**Work order:**
Scan the entries for the word "JSON". Every line that has it should be copied.

Segment Start: Input data

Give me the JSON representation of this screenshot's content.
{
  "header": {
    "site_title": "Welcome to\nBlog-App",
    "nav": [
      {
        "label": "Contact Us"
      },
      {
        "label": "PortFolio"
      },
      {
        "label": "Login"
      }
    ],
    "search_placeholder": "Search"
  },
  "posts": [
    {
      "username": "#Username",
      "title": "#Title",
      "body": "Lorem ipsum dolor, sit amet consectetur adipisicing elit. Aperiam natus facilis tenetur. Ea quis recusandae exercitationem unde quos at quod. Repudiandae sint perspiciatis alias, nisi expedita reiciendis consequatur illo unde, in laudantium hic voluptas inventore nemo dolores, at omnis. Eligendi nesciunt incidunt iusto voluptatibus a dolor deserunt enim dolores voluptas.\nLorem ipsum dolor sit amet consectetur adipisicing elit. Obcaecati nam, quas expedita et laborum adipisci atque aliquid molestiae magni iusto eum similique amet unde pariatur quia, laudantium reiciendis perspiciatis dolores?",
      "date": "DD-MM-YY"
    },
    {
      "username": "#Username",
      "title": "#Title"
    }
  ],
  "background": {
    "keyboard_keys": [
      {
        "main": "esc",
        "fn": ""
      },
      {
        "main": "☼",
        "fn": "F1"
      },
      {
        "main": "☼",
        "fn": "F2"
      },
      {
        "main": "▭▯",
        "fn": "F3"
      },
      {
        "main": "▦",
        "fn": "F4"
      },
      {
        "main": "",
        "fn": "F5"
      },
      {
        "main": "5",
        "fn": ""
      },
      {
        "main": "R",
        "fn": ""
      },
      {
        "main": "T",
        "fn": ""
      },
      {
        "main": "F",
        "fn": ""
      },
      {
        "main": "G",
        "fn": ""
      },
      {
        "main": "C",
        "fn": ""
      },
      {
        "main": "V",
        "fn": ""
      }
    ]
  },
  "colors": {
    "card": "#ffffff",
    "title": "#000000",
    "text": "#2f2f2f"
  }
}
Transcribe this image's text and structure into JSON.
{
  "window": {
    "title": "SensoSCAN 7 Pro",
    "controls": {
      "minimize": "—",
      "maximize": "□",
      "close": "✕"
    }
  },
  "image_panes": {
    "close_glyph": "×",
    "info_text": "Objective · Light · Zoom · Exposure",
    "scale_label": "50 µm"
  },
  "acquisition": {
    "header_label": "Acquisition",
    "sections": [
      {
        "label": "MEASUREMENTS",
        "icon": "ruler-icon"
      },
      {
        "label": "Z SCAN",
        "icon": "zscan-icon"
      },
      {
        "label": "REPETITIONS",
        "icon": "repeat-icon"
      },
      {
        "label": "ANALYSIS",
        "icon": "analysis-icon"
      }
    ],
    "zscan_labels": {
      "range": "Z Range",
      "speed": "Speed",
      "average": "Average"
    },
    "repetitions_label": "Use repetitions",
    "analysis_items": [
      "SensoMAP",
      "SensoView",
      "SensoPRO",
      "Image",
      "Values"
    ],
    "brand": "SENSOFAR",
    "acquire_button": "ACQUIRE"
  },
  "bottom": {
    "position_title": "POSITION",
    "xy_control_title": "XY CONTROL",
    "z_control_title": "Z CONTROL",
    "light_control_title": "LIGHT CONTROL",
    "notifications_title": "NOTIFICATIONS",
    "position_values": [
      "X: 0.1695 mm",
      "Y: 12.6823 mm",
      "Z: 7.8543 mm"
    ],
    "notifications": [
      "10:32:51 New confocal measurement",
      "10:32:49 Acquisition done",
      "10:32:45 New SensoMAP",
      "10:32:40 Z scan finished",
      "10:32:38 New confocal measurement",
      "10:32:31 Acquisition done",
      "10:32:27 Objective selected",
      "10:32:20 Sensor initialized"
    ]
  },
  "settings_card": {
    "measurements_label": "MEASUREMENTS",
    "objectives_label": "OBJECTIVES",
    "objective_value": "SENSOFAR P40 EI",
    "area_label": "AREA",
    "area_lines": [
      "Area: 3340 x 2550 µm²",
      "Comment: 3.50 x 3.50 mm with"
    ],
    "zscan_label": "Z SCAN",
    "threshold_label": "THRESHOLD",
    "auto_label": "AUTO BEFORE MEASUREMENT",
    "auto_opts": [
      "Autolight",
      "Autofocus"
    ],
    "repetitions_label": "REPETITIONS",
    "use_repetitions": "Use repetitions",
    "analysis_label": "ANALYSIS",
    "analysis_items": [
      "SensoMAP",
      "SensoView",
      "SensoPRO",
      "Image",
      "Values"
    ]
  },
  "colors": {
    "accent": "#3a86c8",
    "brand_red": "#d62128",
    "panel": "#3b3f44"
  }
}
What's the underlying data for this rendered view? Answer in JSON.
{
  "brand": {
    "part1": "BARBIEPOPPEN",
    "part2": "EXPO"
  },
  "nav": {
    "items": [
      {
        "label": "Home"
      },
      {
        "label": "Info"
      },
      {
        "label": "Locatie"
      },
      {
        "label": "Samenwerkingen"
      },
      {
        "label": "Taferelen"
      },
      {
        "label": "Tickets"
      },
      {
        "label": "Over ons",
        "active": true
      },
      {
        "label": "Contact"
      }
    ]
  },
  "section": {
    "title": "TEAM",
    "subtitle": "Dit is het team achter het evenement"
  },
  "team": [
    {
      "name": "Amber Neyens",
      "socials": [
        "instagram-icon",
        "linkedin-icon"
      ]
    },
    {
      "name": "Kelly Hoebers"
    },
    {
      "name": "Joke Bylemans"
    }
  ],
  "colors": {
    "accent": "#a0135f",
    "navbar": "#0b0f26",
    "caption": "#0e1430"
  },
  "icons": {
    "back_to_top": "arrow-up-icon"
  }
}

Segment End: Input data

**Written response:**
Give me the JSON representation of this screenshot's content.
Transcribe this image's text and structure into JSON.
What's the underlying data for this rendered view? Answer in JSON.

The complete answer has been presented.